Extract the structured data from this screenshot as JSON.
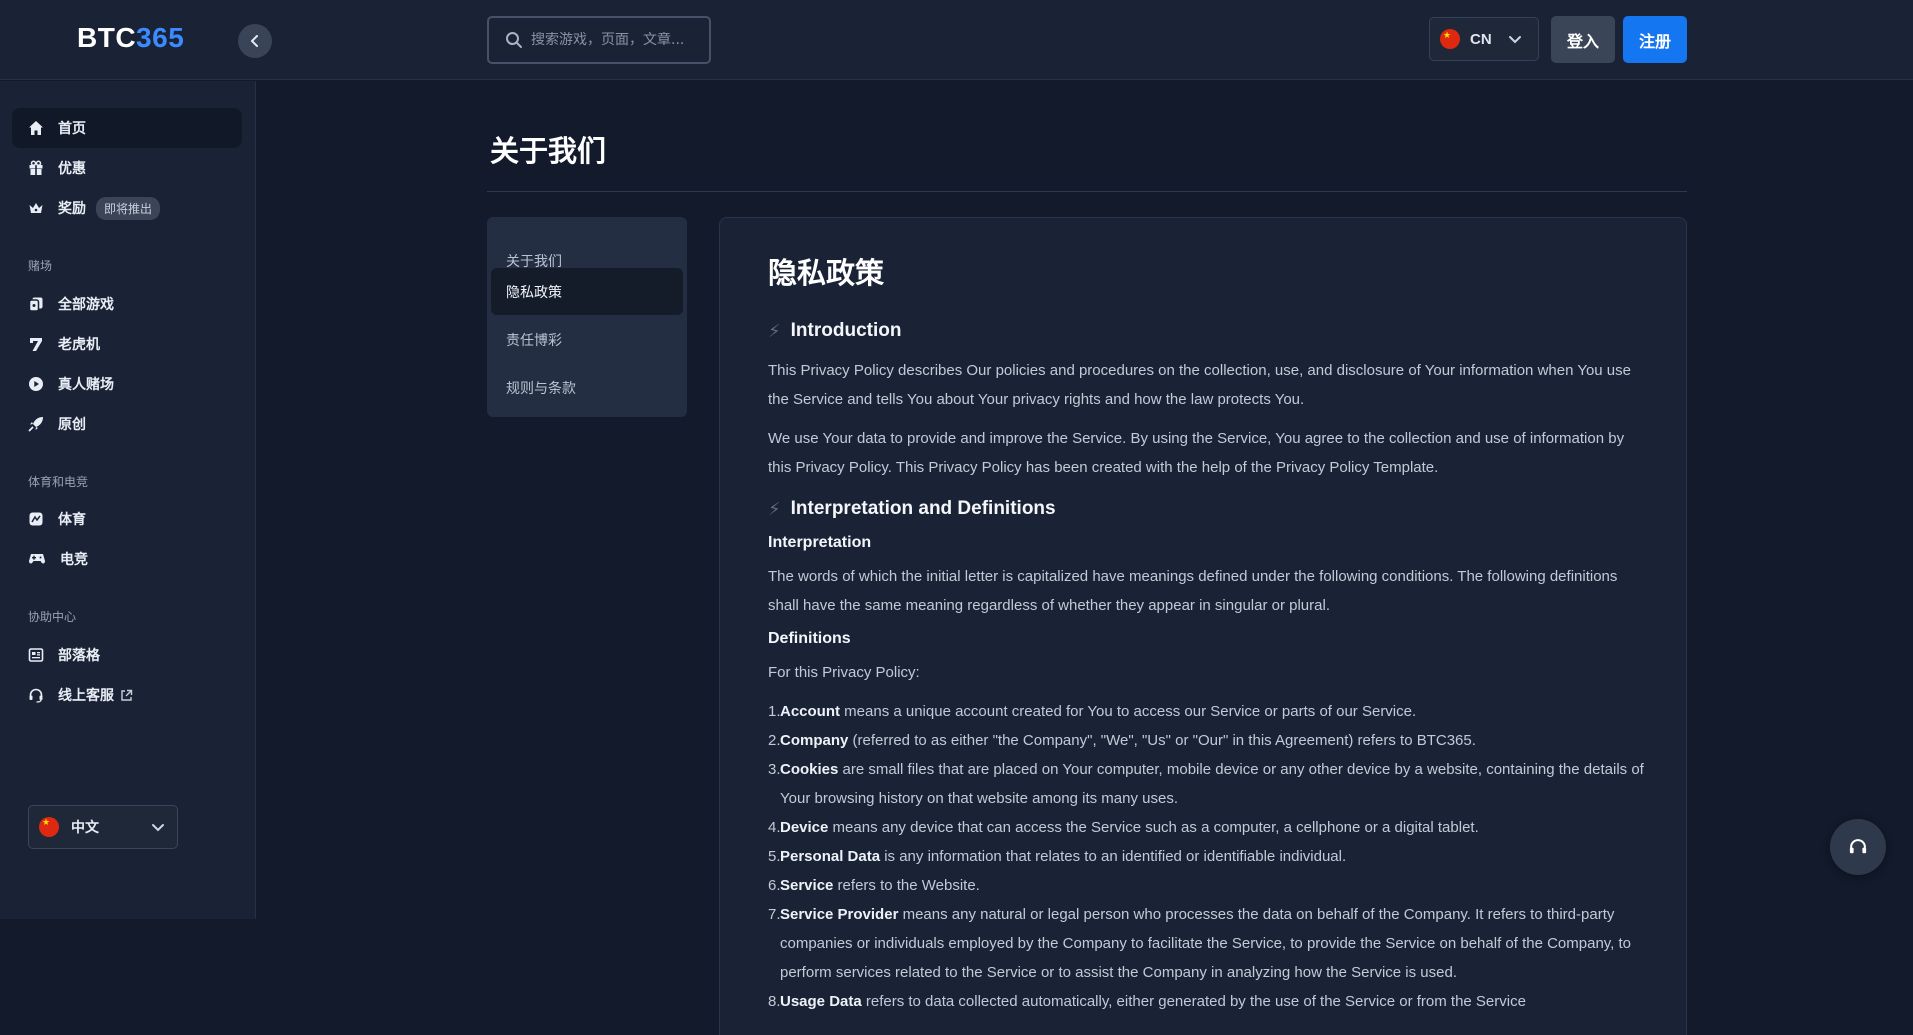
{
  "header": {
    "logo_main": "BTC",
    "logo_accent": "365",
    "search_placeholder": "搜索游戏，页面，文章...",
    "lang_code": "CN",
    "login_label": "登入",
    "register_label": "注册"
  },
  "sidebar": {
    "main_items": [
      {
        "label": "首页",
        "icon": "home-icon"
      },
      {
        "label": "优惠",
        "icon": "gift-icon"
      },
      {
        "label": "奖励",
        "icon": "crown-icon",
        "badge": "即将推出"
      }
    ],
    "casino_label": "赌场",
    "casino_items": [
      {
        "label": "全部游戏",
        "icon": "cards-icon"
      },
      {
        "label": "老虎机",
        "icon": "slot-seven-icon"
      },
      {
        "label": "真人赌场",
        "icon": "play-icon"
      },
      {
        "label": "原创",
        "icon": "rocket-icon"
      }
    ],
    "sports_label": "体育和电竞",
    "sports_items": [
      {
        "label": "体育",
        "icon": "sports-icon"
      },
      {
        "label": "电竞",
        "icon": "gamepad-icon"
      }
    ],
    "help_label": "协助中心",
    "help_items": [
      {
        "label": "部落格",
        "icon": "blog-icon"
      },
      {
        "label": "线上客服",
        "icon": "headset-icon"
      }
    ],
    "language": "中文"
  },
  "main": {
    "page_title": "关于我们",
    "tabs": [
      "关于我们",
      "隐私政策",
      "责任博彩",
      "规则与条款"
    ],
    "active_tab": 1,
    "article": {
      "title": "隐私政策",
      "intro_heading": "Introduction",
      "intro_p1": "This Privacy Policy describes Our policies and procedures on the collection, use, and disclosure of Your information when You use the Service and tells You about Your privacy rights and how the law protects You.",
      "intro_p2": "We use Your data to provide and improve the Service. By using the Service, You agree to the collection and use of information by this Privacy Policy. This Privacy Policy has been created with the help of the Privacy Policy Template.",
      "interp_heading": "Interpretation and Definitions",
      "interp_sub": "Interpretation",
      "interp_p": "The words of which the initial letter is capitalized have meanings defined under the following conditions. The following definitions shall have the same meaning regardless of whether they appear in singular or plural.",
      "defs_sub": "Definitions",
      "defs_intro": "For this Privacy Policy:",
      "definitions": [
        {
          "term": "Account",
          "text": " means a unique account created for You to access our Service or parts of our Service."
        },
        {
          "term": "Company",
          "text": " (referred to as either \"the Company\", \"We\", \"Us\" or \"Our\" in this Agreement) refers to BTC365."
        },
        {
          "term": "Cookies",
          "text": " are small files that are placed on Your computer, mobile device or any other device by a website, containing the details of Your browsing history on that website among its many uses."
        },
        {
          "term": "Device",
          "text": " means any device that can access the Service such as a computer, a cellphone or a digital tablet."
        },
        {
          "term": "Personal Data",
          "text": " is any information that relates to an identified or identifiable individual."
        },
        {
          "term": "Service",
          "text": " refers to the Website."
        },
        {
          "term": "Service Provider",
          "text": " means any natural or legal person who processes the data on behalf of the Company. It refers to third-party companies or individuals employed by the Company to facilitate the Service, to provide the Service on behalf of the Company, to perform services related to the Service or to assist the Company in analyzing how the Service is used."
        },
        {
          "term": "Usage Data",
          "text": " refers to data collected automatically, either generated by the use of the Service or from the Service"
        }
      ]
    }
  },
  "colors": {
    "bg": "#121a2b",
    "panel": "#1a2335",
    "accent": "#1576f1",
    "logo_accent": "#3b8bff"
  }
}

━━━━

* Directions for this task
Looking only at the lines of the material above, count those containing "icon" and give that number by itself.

* Response area
11